** Input data follows **

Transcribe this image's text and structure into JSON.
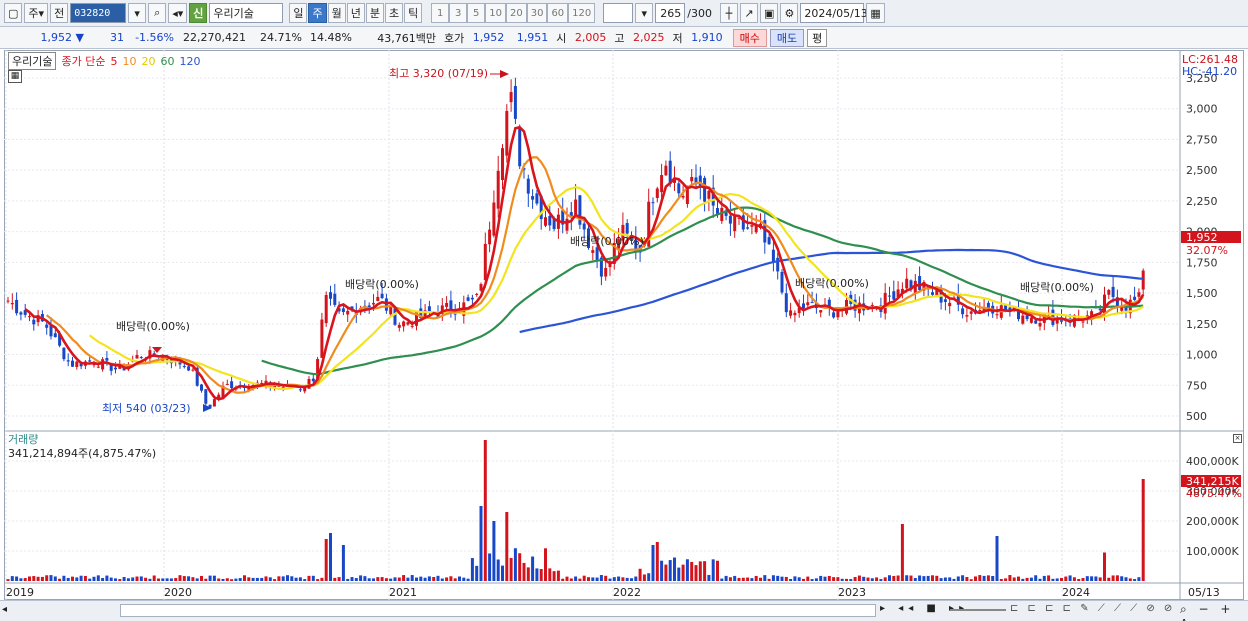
{
  "toolbar": {
    "market": "주",
    "type": "전",
    "code": "032820",
    "stock_name": "우리기술",
    "shin_label": "신",
    "periods": [
      "일",
      "주",
      "월",
      "년",
      "분",
      "초",
      "틱"
    ],
    "active_period": "주",
    "minute_steps": [
      "1",
      "3",
      "5",
      "10",
      "20",
      "30",
      "60",
      "120"
    ],
    "count_value": "265",
    "count_total": "/300",
    "date": "2024/05/13"
  },
  "quote": {
    "price": "1,952",
    "arrow": "▼",
    "change": "31",
    "change_pct": "-1.56%",
    "volume": "22,270,421",
    "vol_ratio": "24.71%",
    "turnover": "14.48%",
    "amount": "43,761백만",
    "hoga_label": "호가",
    "ask": "1,952",
    "bid": "1,951",
    "open_label": "시",
    "open": "2,005",
    "high_label": "고",
    "high": "2,025",
    "low_label": "저",
    "low": "1,910",
    "buy_label": "매수",
    "sell_label": "매도",
    "flat_label": "평"
  },
  "legend": {
    "name": "우리기술",
    "ma_title": "종가 단순",
    "ma5": "5",
    "ma10": "10",
    "ma20": "20",
    "ma60": "60",
    "ma120": "120"
  },
  "price_axis": {
    "ticks": [
      "3,250",
      "3,000",
      "2,750",
      "2,500",
      "2,250",
      "2,000",
      "1,750",
      "1,500",
      "1,250",
      "1,000",
      "750",
      "500"
    ],
    "lc": "LC:261.48",
    "hc": "HC:-41.20",
    "last_price": "1,952",
    "last_pct": "32.07%"
  },
  "annotations": {
    "high": "최고 3,320 (07/19)",
    "low": "최저 540 (03/23)",
    "div1": "배당락(0.00%)",
    "div2": "배당락(0.00%)",
    "div3": "배당락(0.00%)",
    "div4": "배당락(0.00%)",
    "div5": "배당락(0.00%)"
  },
  "volume": {
    "title": "거래량",
    "value": "341,214,894주(4,875.47%)",
    "ticks": [
      "400,000K",
      "300,000K",
      "200,000K",
      "100,000K"
    ],
    "last_value": "341,215K",
    "last_pct": "4875.47%"
  },
  "x_axis": {
    "labels": [
      "2019",
      "2020",
      "2021",
      "2022",
      "2023",
      "2024"
    ],
    "last": "05/13"
  },
  "colors": {
    "ma5": "#d9141c",
    "ma10": "#f08c1e",
    "ma20": "#f2e41e",
    "ma60": "#2f8f4e",
    "ma120": "#2b55d6",
    "up": "#d4141c",
    "down": "#1848c8"
  }
}
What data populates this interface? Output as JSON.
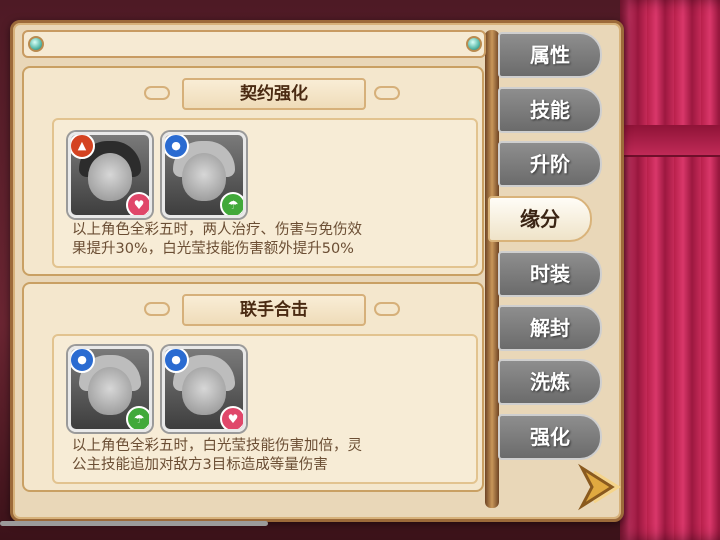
{
  "tabs": [
    {
      "label": "属性",
      "active": false
    },
    {
      "label": "技能",
      "active": false
    },
    {
      "label": "升阶",
      "active": false
    },
    {
      "label": "缘分",
      "active": true
    },
    {
      "label": "时装",
      "active": false
    },
    {
      "label": "解封",
      "active": false
    },
    {
      "label": "洗炼",
      "active": false
    },
    {
      "label": "强化",
      "active": false
    }
  ],
  "bonds": [
    {
      "title": "契约强化",
      "heroes": [
        {
          "element": "fire",
          "badge": "heart"
        },
        {
          "element": "water",
          "badge": "umbrella"
        }
      ],
      "description_line1": "以上角色全彩五时，两人治疗、伤害与免伤效",
      "description_line2": "果提升30%，白光莹技能伤害额外提升50%"
    },
    {
      "title": "联手合击",
      "heroes": [
        {
          "element": "water",
          "badge": "umbrella"
        },
        {
          "element": "water",
          "badge": "heart"
        }
      ],
      "description_line1": "以上角色全彩五时，白光莹技能伤害加倍，灵",
      "description_line2": "公主技能追加对敌方3目标造成等量伤害"
    }
  ],
  "colors": {
    "panel": "#e9d7b8",
    "frame": "#9c6a3a",
    "curtain": "#c52a58",
    "text": "#6b4e34",
    "title": "#4a2a12"
  }
}
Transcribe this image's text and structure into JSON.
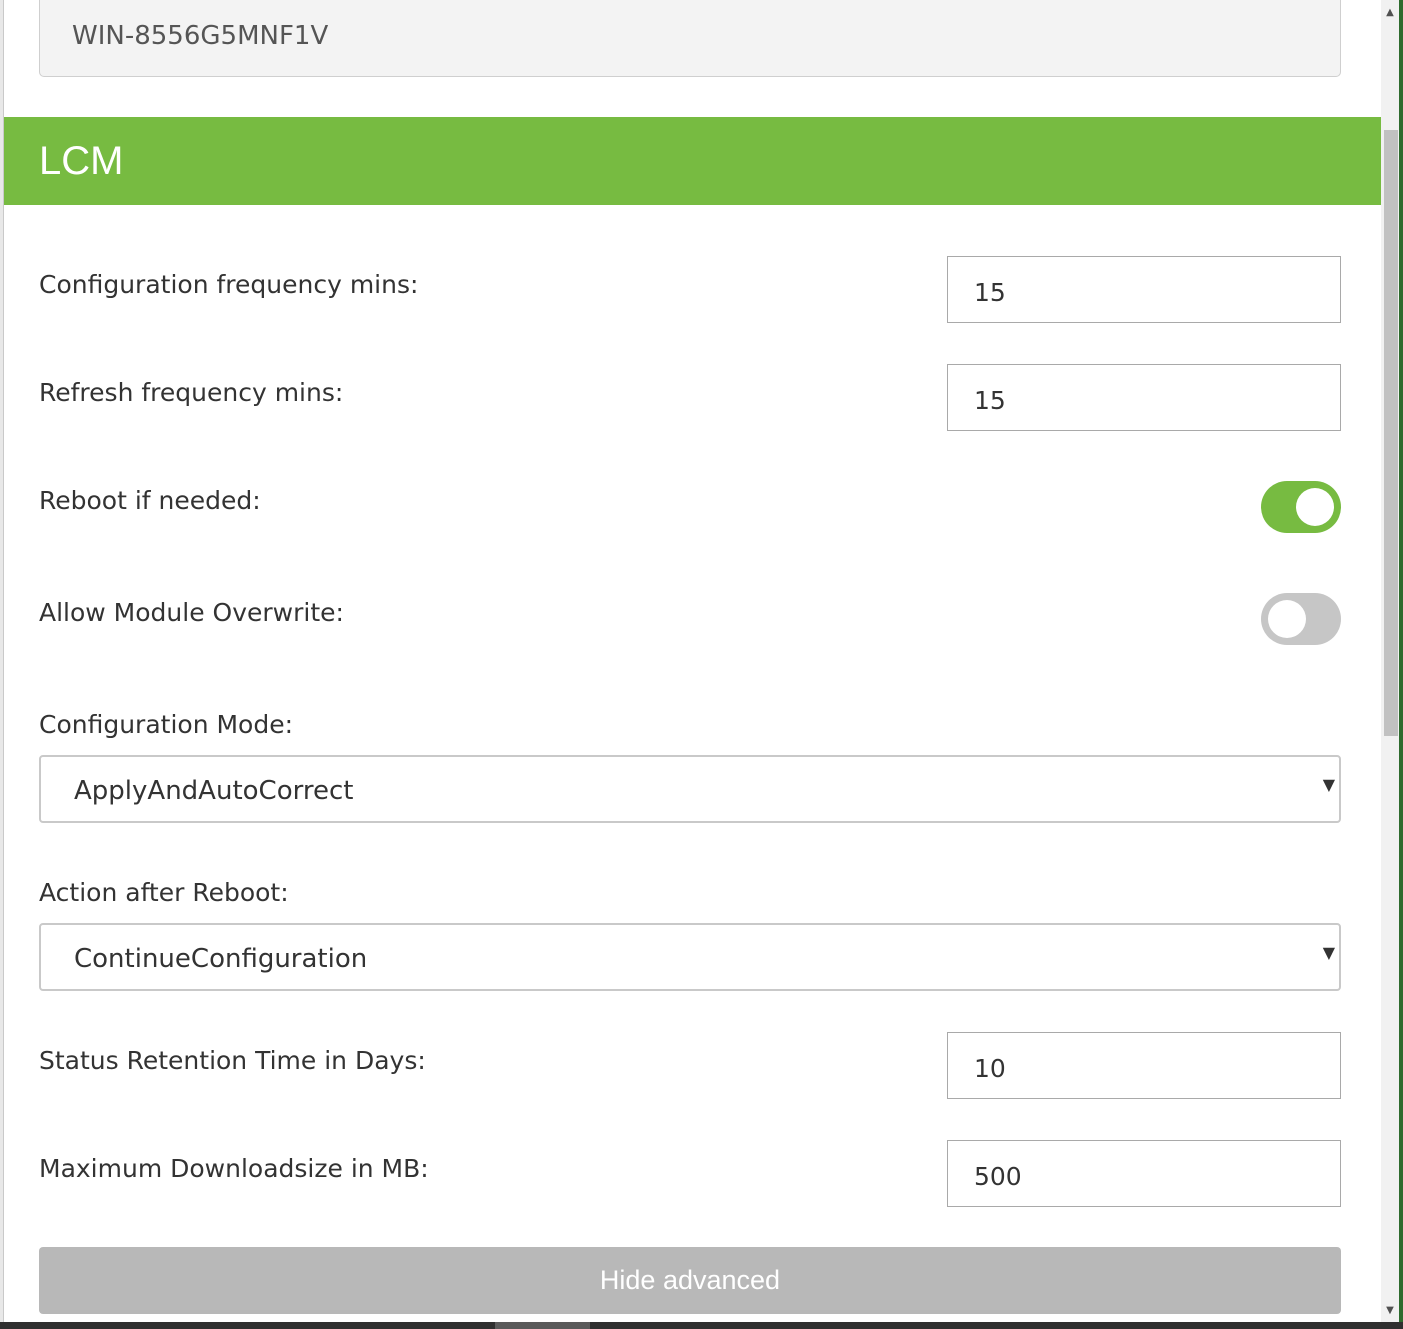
{
  "hostname": {
    "value": "WIN-8556G5MNF1V"
  },
  "section": {
    "title": "LCM"
  },
  "fields": {
    "config_frequency": {
      "label": "Configuration frequency mins:",
      "value": "15"
    },
    "refresh_frequency": {
      "label": "Refresh frequency mins:",
      "value": "15"
    },
    "reboot_if_needed": {
      "label": "Reboot if needed:",
      "enabled": true
    },
    "allow_module_overwrite": {
      "label": "Allow Module Overwrite:",
      "enabled": false
    },
    "configuration_mode": {
      "label": "Configuration Mode:",
      "selected": "ApplyAndAutoCorrect"
    },
    "action_after_reboot": {
      "label": "Action after Reboot:",
      "selected": "ContinueConfiguration"
    },
    "status_retention": {
      "label": "Status Retention Time in Days:",
      "value": "10"
    },
    "max_download": {
      "label": "Maximum Downloadsize in MB:",
      "value": "500"
    }
  },
  "buttons": {
    "hide_advanced": "Hide advanced"
  },
  "colors": {
    "accent": "#77bb41",
    "toggle_off": "#c6c6c6",
    "button_disabled": "#b8b8b8"
  },
  "icons": {
    "select_caret": "▼",
    "scroll_up": "▲",
    "scroll_down": "▼"
  }
}
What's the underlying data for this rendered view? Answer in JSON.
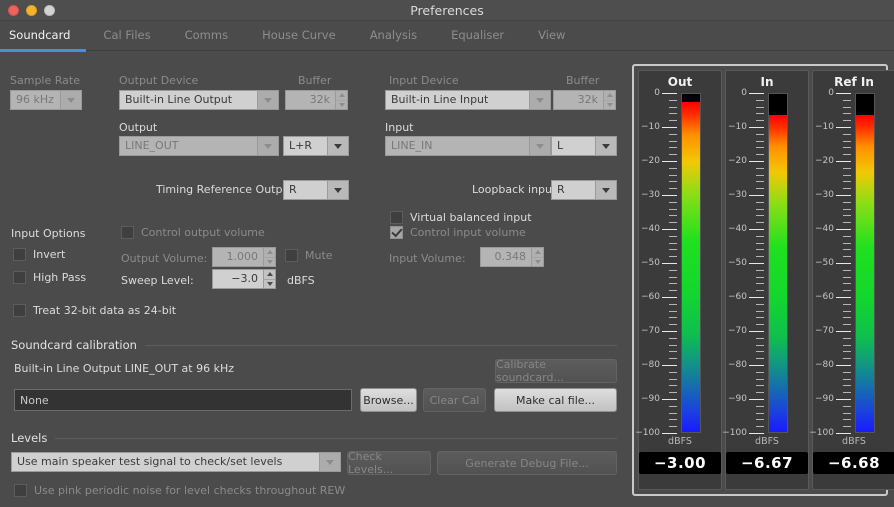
{
  "window": {
    "title": "Preferences"
  },
  "tabs": [
    {
      "label": "Soundcard",
      "active": true
    },
    {
      "label": "Cal Files",
      "active": false
    },
    {
      "label": "Comms",
      "active": false
    },
    {
      "label": "House Curve",
      "active": false
    },
    {
      "label": "Analysis",
      "active": false
    },
    {
      "label": "Equaliser",
      "active": false
    },
    {
      "label": "View",
      "active": false
    }
  ],
  "soundcard": {
    "sample_rate_label": "Sample Rate",
    "sample_rate_value": "96 kHz",
    "output_device_label": "Output Device",
    "output_device_value": "Built-in Line Output",
    "output_buffer_label": "Buffer",
    "output_buffer_value": "32k",
    "output_label": "Output",
    "output_value": "LINE_OUT",
    "output_channel_value": "L+R",
    "timing_reference_label": "Timing Reference Output",
    "timing_reference_value": "R",
    "input_device_label": "Input Device",
    "input_device_value": "Built-in Line Input",
    "input_buffer_label": "Buffer",
    "input_buffer_value": "32k",
    "input_label": "Input",
    "input_value": "LINE_IN",
    "input_channel_value": "L",
    "virtual_balanced_label": "Virtual balanced input",
    "virtual_balanced_checked": false,
    "loopback_label": "Loopback input",
    "loopback_value": "R",
    "input_options_label": "Input Options",
    "invert_label": "Invert",
    "invert_checked": false,
    "high_pass_label": "High Pass",
    "high_pass_checked": false,
    "treat32_label": "Treat 32-bit data as 24-bit",
    "treat32_checked": false,
    "control_output_volume_label": "Control output volume",
    "control_output_volume_checked": false,
    "output_volume_label": "Output Volume:",
    "output_volume_value": "1.000",
    "mute_label": "Mute",
    "mute_checked": false,
    "sweep_level_label": "Sweep Level:",
    "sweep_level_value": "-3.0",
    "sweep_level_units": "dBFS",
    "control_input_volume_label": "Control input volume",
    "control_input_volume_checked": true,
    "input_volume_label": "Input Volume:",
    "input_volume_value": "0.348"
  },
  "calibration": {
    "section_label": "Soundcard calibration",
    "device_line": "Built-in Line Output LINE_OUT at 96 kHz",
    "cal_file_value": "None",
    "calibrate_button": "Calibrate soundcard...",
    "browse_button": "Browse...",
    "clear_button": "Clear Cal",
    "make_cal_button": "Make cal file..."
  },
  "levels": {
    "section_label": "Levels",
    "select_value": "Use main speaker test signal to check/set levels",
    "check_levels_button": "Check Levels...",
    "debug_file_button": "Generate Debug File...",
    "pink_noise_label": "Use pink periodic noise for level checks throughout REW",
    "pink_noise_checked": false
  },
  "meters": {
    "units": "dBFS",
    "scale_min": -100,
    "scale_max": 0,
    "major_ticks": [
      0,
      -10,
      -20,
      -30,
      -40,
      -50,
      -60,
      -70,
      -80,
      -90,
      -100
    ],
    "minor_tick_step": 2,
    "channels": [
      {
        "title": "Out",
        "value": "-3.00",
        "level_db": -3.0
      },
      {
        "title": "In",
        "value": "-6.67",
        "level_db": -6.67
      },
      {
        "title": "Ref In",
        "value": "-6.68",
        "level_db": -6.68
      }
    ]
  }
}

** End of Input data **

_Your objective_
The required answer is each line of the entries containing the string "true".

_Answer to this problem_
      "active": true
      "enabled": true
      "active": true
    "control_input_volume_checked": true,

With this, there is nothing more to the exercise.